■ WHAT YOU NEED TO DO ■
The response should contain only those lines of the entries below that include the string "this".

Items from a data source:
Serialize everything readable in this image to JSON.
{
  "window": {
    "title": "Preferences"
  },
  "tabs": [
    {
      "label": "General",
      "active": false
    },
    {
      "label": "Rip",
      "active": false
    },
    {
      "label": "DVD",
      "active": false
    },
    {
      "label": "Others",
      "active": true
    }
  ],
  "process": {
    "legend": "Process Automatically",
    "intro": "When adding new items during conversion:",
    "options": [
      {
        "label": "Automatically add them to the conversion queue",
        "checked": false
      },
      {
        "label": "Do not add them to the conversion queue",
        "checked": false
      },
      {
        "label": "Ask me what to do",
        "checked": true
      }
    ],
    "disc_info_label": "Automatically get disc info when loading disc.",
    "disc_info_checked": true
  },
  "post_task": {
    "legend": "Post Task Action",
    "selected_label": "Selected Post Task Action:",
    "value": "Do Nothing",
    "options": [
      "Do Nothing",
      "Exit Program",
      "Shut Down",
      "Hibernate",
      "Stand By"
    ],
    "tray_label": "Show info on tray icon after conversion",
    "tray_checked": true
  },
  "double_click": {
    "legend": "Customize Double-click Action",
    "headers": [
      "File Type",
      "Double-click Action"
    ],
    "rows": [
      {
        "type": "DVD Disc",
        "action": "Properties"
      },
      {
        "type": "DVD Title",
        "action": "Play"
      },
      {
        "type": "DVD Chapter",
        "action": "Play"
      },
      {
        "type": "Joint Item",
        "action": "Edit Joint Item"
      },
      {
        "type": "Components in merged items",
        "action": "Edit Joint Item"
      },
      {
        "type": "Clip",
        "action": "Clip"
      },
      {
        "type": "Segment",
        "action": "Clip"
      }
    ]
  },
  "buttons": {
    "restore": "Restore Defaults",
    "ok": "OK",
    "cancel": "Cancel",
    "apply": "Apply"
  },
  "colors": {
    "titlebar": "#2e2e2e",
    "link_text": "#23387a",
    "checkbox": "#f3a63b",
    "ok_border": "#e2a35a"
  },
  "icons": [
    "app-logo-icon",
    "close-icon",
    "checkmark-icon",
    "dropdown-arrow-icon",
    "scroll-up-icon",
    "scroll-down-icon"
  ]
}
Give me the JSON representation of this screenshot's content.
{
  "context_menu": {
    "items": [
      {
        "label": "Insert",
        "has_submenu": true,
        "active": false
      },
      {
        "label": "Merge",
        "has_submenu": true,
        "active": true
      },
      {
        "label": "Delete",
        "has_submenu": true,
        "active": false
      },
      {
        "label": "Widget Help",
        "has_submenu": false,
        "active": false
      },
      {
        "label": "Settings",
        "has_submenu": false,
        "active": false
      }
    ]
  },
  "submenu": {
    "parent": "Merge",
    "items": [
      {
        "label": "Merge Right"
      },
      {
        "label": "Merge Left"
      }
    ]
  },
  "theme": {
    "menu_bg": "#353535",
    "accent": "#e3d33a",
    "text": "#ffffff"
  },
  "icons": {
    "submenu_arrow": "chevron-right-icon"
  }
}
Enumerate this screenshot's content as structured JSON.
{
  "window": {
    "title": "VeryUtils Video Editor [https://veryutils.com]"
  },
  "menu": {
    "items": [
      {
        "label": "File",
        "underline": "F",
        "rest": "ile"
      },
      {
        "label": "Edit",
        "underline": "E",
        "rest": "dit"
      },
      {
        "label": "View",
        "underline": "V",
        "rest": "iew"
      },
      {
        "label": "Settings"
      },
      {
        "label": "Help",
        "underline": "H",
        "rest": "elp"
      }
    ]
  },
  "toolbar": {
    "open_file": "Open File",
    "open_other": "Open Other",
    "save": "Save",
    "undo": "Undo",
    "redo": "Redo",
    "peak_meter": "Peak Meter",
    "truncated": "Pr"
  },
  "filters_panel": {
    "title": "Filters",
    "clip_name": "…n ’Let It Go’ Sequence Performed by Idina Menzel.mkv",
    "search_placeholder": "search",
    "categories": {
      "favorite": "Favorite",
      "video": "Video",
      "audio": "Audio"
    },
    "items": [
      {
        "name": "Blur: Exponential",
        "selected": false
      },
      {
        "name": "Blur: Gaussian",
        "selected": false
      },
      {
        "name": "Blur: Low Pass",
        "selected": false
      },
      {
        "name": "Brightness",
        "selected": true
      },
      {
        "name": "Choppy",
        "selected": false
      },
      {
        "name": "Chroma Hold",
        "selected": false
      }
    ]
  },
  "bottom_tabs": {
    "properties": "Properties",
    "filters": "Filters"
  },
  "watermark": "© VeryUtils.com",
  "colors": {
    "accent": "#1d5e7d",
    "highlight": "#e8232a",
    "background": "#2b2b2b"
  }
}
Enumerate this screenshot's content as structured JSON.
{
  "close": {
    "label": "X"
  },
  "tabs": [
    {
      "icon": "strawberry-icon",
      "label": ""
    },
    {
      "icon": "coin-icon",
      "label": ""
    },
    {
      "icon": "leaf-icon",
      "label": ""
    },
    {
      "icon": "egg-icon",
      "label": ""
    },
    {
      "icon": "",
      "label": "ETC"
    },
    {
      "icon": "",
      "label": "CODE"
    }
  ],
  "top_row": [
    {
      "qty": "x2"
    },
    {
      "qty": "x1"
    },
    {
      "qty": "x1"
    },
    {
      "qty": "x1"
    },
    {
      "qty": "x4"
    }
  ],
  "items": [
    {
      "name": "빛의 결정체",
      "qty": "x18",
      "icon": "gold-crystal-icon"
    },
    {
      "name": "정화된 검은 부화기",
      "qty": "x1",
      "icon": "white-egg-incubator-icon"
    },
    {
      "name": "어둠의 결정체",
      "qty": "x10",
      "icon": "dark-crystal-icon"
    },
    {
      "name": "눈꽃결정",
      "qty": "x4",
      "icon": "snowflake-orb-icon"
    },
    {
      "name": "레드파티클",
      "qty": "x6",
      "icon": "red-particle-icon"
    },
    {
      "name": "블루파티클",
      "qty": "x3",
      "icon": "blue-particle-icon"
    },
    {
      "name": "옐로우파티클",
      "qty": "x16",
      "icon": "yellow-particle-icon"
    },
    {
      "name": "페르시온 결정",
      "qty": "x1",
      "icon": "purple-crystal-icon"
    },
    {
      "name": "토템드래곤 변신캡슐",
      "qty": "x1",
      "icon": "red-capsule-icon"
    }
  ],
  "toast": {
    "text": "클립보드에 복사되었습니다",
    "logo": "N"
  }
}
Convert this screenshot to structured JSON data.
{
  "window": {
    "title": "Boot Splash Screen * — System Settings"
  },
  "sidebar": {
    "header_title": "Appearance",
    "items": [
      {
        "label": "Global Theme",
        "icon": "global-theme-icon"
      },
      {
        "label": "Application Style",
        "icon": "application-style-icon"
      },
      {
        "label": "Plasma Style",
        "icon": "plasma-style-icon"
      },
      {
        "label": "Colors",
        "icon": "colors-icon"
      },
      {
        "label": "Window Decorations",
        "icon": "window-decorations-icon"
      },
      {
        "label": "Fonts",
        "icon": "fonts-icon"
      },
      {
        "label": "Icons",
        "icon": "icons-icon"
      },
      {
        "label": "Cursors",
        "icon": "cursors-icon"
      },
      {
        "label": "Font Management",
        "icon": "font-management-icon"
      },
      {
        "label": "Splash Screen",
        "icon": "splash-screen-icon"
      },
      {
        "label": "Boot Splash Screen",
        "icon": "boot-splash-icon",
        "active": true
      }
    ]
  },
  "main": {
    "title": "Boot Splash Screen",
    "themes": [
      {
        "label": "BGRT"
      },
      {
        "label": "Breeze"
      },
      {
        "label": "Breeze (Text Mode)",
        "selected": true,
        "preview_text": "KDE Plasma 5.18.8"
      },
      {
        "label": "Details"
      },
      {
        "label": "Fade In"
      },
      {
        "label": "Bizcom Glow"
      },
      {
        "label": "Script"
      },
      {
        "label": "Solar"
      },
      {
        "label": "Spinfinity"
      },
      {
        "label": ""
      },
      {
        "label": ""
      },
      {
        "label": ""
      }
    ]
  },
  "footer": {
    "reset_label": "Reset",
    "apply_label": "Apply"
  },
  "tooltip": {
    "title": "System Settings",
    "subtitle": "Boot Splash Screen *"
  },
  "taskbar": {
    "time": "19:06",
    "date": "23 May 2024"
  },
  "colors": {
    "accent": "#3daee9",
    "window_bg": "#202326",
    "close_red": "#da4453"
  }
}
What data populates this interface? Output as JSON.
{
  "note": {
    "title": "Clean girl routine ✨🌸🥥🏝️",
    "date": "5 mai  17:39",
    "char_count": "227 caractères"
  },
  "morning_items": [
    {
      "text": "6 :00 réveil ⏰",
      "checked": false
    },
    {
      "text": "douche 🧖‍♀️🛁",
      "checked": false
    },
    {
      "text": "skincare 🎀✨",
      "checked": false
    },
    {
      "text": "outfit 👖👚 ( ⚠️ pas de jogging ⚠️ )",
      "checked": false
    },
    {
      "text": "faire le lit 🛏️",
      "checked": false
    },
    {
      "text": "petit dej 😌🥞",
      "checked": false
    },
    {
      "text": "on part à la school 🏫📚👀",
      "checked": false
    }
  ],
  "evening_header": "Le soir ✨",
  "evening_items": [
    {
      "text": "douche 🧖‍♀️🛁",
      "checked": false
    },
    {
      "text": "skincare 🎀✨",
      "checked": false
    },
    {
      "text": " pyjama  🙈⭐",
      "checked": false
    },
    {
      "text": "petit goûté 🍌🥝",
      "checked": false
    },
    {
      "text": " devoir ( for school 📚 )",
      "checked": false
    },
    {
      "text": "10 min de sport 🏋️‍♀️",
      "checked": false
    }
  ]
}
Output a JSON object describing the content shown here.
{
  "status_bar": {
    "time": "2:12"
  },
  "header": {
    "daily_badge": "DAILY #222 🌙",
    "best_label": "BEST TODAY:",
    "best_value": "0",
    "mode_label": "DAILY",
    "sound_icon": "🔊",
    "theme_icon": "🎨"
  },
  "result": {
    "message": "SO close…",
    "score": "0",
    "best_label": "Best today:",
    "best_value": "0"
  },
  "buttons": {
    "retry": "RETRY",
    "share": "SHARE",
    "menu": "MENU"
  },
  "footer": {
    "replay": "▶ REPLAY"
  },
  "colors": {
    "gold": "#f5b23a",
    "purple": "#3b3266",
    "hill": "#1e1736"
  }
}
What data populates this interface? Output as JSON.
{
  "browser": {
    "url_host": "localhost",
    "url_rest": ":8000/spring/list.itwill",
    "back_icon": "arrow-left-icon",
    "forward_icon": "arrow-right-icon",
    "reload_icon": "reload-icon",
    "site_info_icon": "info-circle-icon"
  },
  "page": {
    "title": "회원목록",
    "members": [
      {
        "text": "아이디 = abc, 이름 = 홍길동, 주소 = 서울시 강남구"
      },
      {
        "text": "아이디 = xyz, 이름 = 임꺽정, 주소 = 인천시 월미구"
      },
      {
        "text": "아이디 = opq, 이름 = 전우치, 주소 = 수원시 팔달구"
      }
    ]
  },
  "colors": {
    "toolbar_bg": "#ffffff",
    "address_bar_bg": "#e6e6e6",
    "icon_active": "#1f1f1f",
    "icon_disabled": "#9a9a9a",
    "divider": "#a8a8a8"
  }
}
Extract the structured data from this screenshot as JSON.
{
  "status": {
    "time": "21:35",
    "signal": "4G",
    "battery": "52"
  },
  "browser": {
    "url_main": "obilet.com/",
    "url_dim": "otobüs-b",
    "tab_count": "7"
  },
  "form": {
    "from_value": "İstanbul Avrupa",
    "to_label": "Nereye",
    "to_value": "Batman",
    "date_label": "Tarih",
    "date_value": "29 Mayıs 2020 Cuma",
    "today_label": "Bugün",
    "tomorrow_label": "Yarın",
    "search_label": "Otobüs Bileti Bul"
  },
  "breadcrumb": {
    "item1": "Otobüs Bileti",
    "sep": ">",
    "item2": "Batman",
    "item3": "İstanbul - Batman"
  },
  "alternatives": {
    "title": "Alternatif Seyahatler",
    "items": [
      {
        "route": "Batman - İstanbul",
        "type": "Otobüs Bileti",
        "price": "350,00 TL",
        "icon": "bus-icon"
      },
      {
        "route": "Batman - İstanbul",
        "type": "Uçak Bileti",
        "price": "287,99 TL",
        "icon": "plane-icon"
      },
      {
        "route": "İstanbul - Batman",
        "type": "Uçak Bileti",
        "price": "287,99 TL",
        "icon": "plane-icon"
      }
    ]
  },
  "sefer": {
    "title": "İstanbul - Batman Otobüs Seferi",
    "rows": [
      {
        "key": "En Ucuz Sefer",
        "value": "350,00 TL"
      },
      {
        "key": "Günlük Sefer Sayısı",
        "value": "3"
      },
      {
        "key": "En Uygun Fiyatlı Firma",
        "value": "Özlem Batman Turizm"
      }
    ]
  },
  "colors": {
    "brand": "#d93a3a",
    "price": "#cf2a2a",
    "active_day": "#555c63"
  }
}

■ SOLUTION BELOW ■
Serialize everything readable in this image to JSON.
Give me the JSON representation of this screenshot's content.
Enumerate this screenshot's content as structured JSON.
Enumerate this screenshot's content as structured JSON.
Convert this screenshot to structured JSON data.
What data populates this interface? Output as JSON.
What data populates this interface? Output as JSON.
Extract the structured data from this screenshot as JSON.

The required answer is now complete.